The warmups we started with were slow cardio around the pole, such as side crunches. There was this particular move that had my butt crying - I laid on the floor, holding the pole behind me, and raising my legs as high as the sky. Then we moved on to a faster session. It sounds awkward, and a bit strange, yet it surprised me how I managed to keep my balance for a while on the pole, and attempted an 'around the world' twirl. Carter normally incorporates weights for extra toning during the final stretches, but we ended with the normal upward facing dog poses, which I took home with me to keep me company with my already-strained muscles.

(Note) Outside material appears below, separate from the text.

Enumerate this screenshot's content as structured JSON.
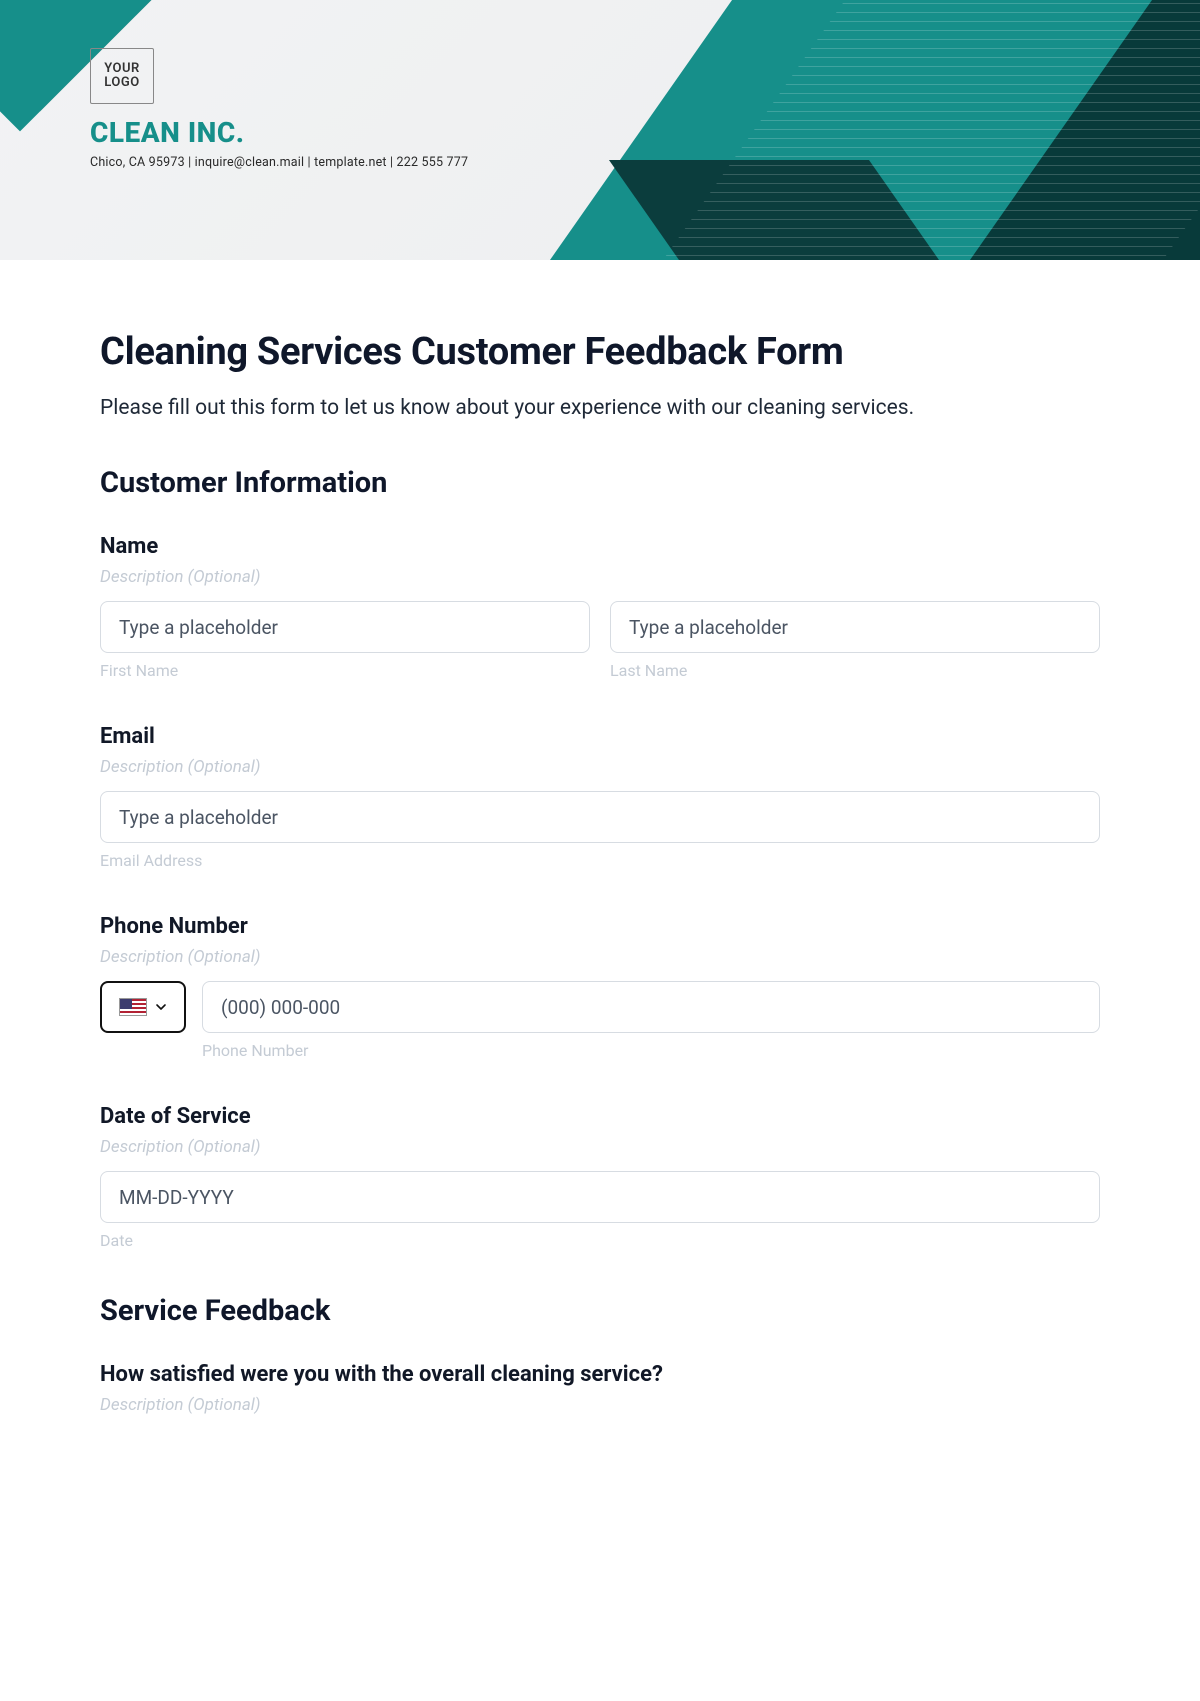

As we finished up our workout and said our goodbyes, it occurred to me that I was also one of the majority of the stereotypical people who misjudged pole dancing. I had a great experience as I watched Carter flutter around the pole with an unsullied smile, as if she were hanging by invisible strings. I stepped out of her studio feeling a little more flexible down to my toes and up to my thoughts. Satisfaction ate me up as my critical fiends were silenced.
Carter wanted to do more shows where people can watch her breach gravity, but she feared offending those who haven't opened up to that kind of art and aren't flexible enough yet. To get your own flexibility session, signing up is as easy as it gets. All you need to do is message Carter on Project Pole's Facebook page, mention your name, details, and schedule a lesson. Something to look forward to: on the 24th of December in the comfort of her studio, expect Carter in a UV-light roll-on neon paint party. Book yourself a place now and watch the Pole-r strut her stuff.
Photography by Dina Fadl.